Silk Road show

For several years we have held what we call a Silk Road Tour and Sale. For three years this was held in three or four homes located around the city. These were moderately successful—some areas more than others. The main problem was that often visitors did not want to drive to widely separated venues.

We are now experimenting with holding these shows in one location with everyone exhibiting and selling. The very real problem is finding a venue large enough to accommodate everyone. We have not given up, but will soon need to reevaluate this whole idea.


We hold workshops during the year—some led by members and some by outside instructors. Some of these have been silk screening and painting on velvet, shibori, the use of soy wax as a resist, adding other materials to the usual silk dyes, manipulating fabric to remove the serin thus changing the whole texture of the silk, and transfer printing onto silk. While everyone may not be interested in each workshop or be able to incorporate it in their work, just learning of a new idea is stimulating and adds to one’s growth as an artist.


Members worked together to set up the guild booth at the Fiber Arts Fiesta.

It has never been a problem to find someone to do any necessary job. Everyone seems willing to do whatever they are best suited to do. Some have done the same work many times, ie: submitting proposals for exhibits, making the labels for our work, handling our monies, planning ads for shows, submitting a newspaper announcement—all the jobs necessary to keep a group functioning smoothly. I think our respect for each artist and their work and the “family” atmosphere we achieve account for this. When someone has done a particular job for as long as they feel able, they simply say so, and someone else (sometimes after a period of silence in the meeting!) will volunteer to take over. We have never had officers nor felt the need for them. Recently a member was named “president” so we could qualify to become a member group of SPIN.

The “office” of treasurer became necessary as our money arrangements changed. For many years we had no dues—our only expense was the mailing out of notices of the meetings by that month’s hostess. As the group grew and the cost of doing this also grew we began dues of $10 a year. Before long everyone was “on line” and postage was no longer a problem. Then came the expenses for shows and ads, and our dues were raised to $15 a year. If the activity is one in which everyone participates, the cost comes out of our treasury. If it is something involving only a few, they split the cost and cover it themselves.

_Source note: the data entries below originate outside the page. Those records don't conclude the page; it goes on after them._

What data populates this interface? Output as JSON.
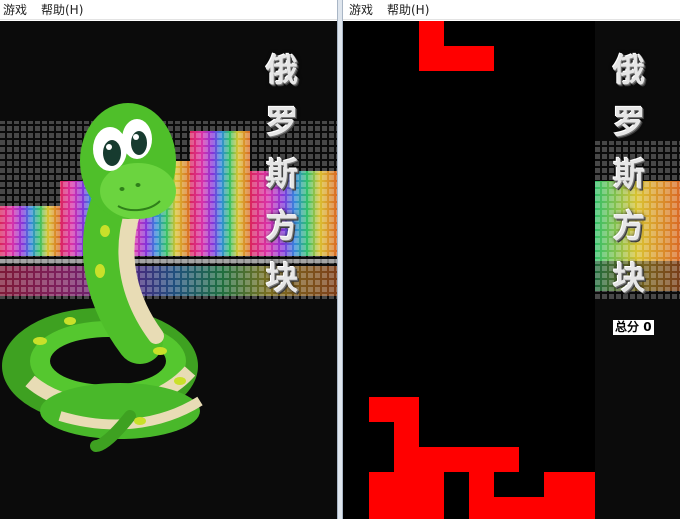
{
  "left_window": {
    "menu": [
      {
        "label": "游戏"
      },
      {
        "label": "帮助(H)"
      }
    ],
    "title_chars": [
      "俄",
      "罗",
      "斯",
      "方",
      "块"
    ],
    "mascot_icon": "green-snake"
  },
  "right_window": {
    "menu": [
      {
        "label": "游戏"
      },
      {
        "label": "帮助(H)"
      }
    ],
    "title_chars": [
      "俄",
      "罗",
      "斯",
      "方",
      "块"
    ],
    "score_label": "总分",
    "score_value": "0"
  },
  "colors": {
    "block": "#ff0000",
    "board": "#000000",
    "snake_body": "#4fbf2a",
    "snake_belly": "#e8dcb5"
  }
}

Several years ago we questioned whether our group should be strictly limited to those painting on silk. We had several newer members who worked in other textile techniques. When the subject came up there were some very sad faces around and the question, “Where will we go...there are no other groups for us!” It was quickly decided to keep them all and the group has been nothing but better for it. They bring new points of view for all of us, and everyone has profited from their inclusion.

“We are now proud to be the largest and oldest such guild in the country.”

quilt day

We gathered in August, 2013, in Mildred's studio to paint our guild quilt for the 2014 SPIN conference.

When others contributed their ideas for this “history” the most repeated comment by far was the acceptance and respect for everyone's work. Also mentioned was the regular meeting schedule which keeps us in close contact, the many shows during the year which kept you “on your toes” with new work and, by far, the comradeship of those just starting in the field, those more experienced and those of nationwide repute, the lack of expecting new members to conform to an established “hierarchy” (which we never have had!). While our group has grown steadily we have lost a few members: some who were more “hobby” oriented with little interest in growing, but more often because of moving to another area or changing their artistic medium.

As to our name: our membership grew steadily through those who saw us at shows, the Fiber Arts Fiesta, people who took classes with those of us who teach, someone we saw at a show, etc. When people began driving an hour or more from around the state to be part of our group, we changed to The New Mexico Silk Painters Guild.

We are now proud to be the largest and oldest such guild in the country.

New Mexico Silk Painters Guild